Dataset rows for apps and sites:
----

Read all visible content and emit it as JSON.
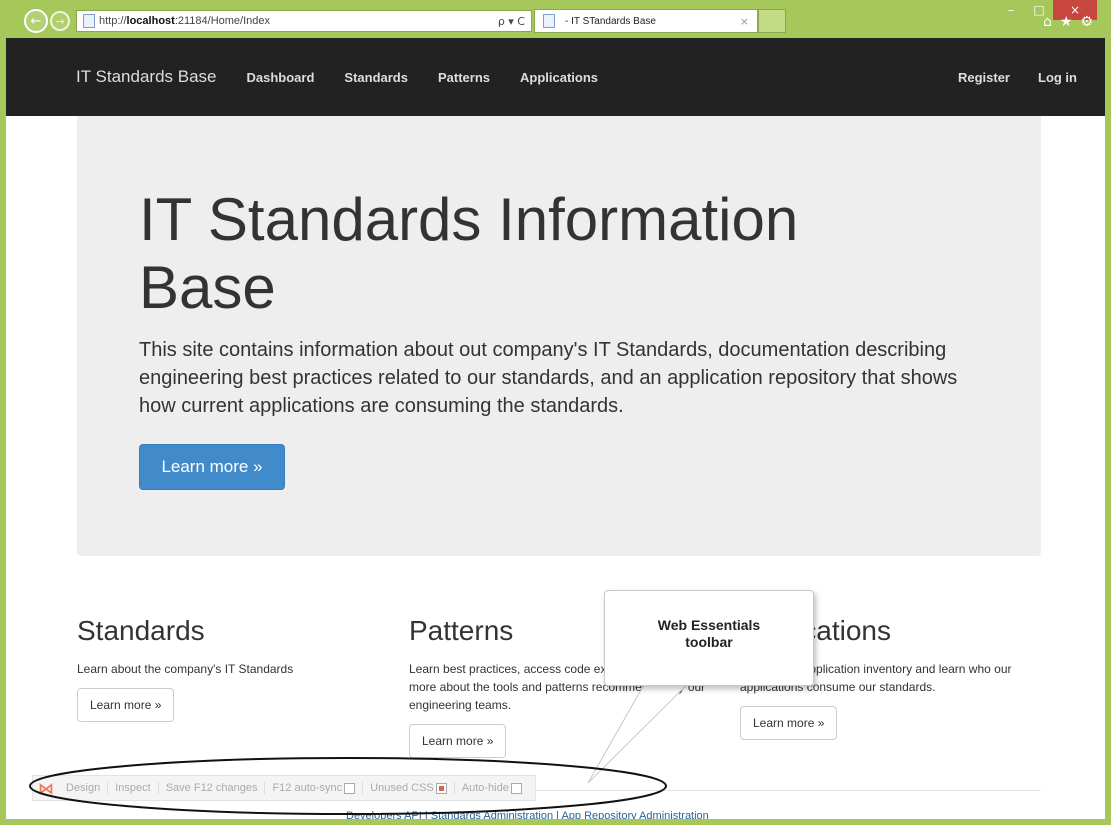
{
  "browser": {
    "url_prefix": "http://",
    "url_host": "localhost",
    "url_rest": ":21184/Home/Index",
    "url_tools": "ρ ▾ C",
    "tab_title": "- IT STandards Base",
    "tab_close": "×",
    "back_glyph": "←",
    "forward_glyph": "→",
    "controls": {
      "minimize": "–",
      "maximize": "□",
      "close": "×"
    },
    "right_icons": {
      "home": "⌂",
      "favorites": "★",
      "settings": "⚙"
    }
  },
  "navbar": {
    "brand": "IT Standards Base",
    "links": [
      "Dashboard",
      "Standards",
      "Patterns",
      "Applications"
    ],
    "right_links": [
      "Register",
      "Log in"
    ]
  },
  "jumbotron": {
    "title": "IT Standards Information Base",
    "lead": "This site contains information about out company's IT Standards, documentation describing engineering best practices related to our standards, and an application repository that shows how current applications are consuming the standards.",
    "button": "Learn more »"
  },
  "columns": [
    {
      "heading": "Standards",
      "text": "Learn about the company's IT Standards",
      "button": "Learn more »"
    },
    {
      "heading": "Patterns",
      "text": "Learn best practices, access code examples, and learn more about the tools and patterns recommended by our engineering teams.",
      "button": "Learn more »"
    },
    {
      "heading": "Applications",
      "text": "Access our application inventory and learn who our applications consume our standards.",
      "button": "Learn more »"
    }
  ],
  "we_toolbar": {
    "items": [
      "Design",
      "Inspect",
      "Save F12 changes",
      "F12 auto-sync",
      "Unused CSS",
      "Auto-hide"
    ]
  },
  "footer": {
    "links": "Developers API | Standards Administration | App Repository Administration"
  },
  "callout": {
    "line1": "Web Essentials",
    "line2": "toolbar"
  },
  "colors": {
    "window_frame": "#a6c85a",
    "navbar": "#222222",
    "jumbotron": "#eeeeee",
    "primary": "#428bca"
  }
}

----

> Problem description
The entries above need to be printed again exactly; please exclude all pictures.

> Answer box
Read all visible content and emit it as JSON.
{
  "browser": {
    "url_prefix": "http://",
    "url_host": "localhost",
    "url_rest": ":21184/Home/Index",
    "url_tools": "ρ ▾ C",
    "tab_title": "- IT STandards Base",
    "tab_close": "×",
    "back_glyph": "←",
    "forward_glyph": "→",
    "controls": {
      "minimize": "–",
      "maximize": "□",
      "close": "×"
    },
    "right_icons": {
      "home": "⌂",
      "favorites": "★",
      "settings": "⚙"
    }
  },
  "navbar": {
    "brand": "IT Standards Base",
    "links": [
      "Dashboard",
      "Standards",
      "Patterns",
      "Applications"
    ],
    "right_links": [
      "Register",
      "Log in"
    ]
  },
  "jumbotron": {
    "title": "IT Standards Information Base",
    "lead": "This site contains information about out company's IT Standards, documentation describing engineering best practices related to our standards, and an application repository that shows how current applications are consuming the standards.",
    "button": "Learn more »"
  },
  "columns": [
    {
      "heading": "Standards",
      "text": "Learn about the company's IT Standards",
      "button": "Learn more »"
    },
    {
      "heading": "Patterns",
      "text": "Learn best practices, access code examples, and learn more about the tools and patterns recommended by our engineering teams.",
      "button": "Learn more »"
    },
    {
      "heading": "Applications",
      "text": "Access our application inventory and learn who our applications consume our standards.",
      "button": "Learn more »"
    }
  ],
  "we_toolbar": {
    "items": [
      "Design",
      "Inspect",
      "Save F12 changes",
      "F12 auto-sync",
      "Unused CSS",
      "Auto-hide"
    ]
  },
  "footer": {
    "links": "Developers API | Standards Administration | App Repository Administration"
  },
  "callout": {
    "line1": "Web Essentials",
    "line2": "toolbar"
  },
  "colors": {
    "window_frame": "#a6c85a",
    "navbar": "#222222",
    "jumbotron": "#eeeeee",
    "primary": "#428bca"
  }
}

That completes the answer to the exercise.